Natural/Semi-natural Afro: For short and semi-processed (“texturized”). It’s all matted against the scalp when the helmet comes off and a wide toothed comb to pick it back up is enough as you freshen up in the office bathroom. Wearing a cotton scarf under the helmet helps reduce frizz. This blog has some great tips for natural hair care.

Bald: This is the best hairstyle …well… hairless-style. I’ve seen my male cycle buddies tie a bandana or cotton hankie to absorb perspiration under the helmet. This article also recommends that.

Dreadlocks and braids: They are the most versatile, the trick is not to use too much moisturiser in hot weather or not use one that is heavily scented. If they are long wear them in a low pony tail at the nape to allow helmet to sit comfortably on your head. Wash and treat dreads weekly and don’t keep your braids on longer than two weeks. One word: “Heff”. I use olive oil mixed with water in a sprizz bottle daily. I use a hair spike.

Hair Spikes from Smoto in Nairobi. Great for tacking braids at your nape and off your neck in this March heat.

Perm/Relaxed: This tends to just spring right back up on demand, especially if it’s a fresh wash and set on a Monday. Just carry your tail comb to pick up your do. By Thursday it may begin to succumb to frizz, but it will survive. Or you can just get one of these.

Weave or Wig: From conversations, I have heard that having a wig under your helmet feels like you are wearing two helmets. Just like with the “Ghanian” braids (lines) it can bulk up underneath the helmet a little. In the event of an accident, the weave or wig can be a good or a bad thing; it provides that much extra padding beneath the helmet, but it is bulky enough to make sure your helmet does not fit well, not a good thing.

Or you can just get the Swedish designed Invisible Helmet that will not ruin your hair!!

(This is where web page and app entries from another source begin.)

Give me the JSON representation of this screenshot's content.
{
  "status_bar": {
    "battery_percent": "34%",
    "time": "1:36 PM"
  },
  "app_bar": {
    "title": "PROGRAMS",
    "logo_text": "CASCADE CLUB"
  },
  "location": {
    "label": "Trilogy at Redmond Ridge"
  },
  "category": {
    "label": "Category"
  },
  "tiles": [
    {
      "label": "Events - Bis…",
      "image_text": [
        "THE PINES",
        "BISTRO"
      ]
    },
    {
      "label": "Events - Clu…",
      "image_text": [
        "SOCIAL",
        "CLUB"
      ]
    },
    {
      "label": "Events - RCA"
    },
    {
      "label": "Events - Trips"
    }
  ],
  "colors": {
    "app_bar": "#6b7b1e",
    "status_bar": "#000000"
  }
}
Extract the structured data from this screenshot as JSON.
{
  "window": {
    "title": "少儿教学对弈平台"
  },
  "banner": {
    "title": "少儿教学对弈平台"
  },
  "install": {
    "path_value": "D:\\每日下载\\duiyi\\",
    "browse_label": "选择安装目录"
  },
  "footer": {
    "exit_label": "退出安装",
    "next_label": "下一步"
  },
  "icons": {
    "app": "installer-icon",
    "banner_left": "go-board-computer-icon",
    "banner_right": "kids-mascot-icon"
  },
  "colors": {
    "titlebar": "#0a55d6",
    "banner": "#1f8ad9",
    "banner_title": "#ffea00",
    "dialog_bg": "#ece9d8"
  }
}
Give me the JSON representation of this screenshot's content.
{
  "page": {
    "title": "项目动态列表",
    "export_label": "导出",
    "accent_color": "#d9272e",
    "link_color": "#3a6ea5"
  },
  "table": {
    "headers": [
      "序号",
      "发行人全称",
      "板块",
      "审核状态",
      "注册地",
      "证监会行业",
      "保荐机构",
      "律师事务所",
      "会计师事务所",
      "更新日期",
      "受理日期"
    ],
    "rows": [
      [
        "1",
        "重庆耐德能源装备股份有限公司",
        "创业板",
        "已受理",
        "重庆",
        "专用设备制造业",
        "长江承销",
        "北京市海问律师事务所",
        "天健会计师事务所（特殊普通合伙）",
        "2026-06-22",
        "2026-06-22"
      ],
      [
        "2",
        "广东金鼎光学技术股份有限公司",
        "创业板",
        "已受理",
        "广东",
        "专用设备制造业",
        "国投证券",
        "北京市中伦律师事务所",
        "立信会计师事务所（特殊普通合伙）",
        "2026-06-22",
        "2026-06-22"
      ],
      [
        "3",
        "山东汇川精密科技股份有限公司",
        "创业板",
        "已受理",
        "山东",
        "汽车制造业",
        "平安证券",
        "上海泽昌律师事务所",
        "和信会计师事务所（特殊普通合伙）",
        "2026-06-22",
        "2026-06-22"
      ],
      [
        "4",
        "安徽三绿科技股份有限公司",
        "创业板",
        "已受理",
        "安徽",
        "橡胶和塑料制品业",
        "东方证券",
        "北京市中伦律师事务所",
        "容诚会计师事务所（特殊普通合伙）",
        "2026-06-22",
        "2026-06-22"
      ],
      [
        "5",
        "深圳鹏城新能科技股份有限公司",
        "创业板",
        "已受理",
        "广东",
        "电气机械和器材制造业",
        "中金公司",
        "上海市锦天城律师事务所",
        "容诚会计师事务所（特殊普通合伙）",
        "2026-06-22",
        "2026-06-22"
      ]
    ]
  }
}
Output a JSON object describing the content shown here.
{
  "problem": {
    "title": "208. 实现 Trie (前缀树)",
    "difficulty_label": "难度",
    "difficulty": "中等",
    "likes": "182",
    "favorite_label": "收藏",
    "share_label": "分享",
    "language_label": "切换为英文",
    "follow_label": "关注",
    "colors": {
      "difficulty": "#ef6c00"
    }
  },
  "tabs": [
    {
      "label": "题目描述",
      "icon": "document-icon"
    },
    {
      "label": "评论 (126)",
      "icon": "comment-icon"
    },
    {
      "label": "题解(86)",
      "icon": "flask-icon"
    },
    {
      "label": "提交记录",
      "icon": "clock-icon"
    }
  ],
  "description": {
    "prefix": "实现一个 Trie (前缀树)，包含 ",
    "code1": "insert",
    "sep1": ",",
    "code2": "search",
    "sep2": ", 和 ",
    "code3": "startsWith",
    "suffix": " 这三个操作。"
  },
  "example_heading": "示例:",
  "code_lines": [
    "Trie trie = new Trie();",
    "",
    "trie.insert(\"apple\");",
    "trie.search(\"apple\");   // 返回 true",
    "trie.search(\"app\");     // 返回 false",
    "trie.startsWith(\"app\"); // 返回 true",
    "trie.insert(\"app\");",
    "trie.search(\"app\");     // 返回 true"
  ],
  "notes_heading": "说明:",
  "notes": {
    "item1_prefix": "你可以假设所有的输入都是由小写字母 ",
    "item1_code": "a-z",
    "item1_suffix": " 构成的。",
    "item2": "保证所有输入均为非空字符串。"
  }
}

P.S. Just in case you are wondering what that symbol in the title of the post is: the text icon for “Bad Hair Day”. 

Happy Cycling in Nairobi and beyond! ❤ Nairobi! ❤ Cycling!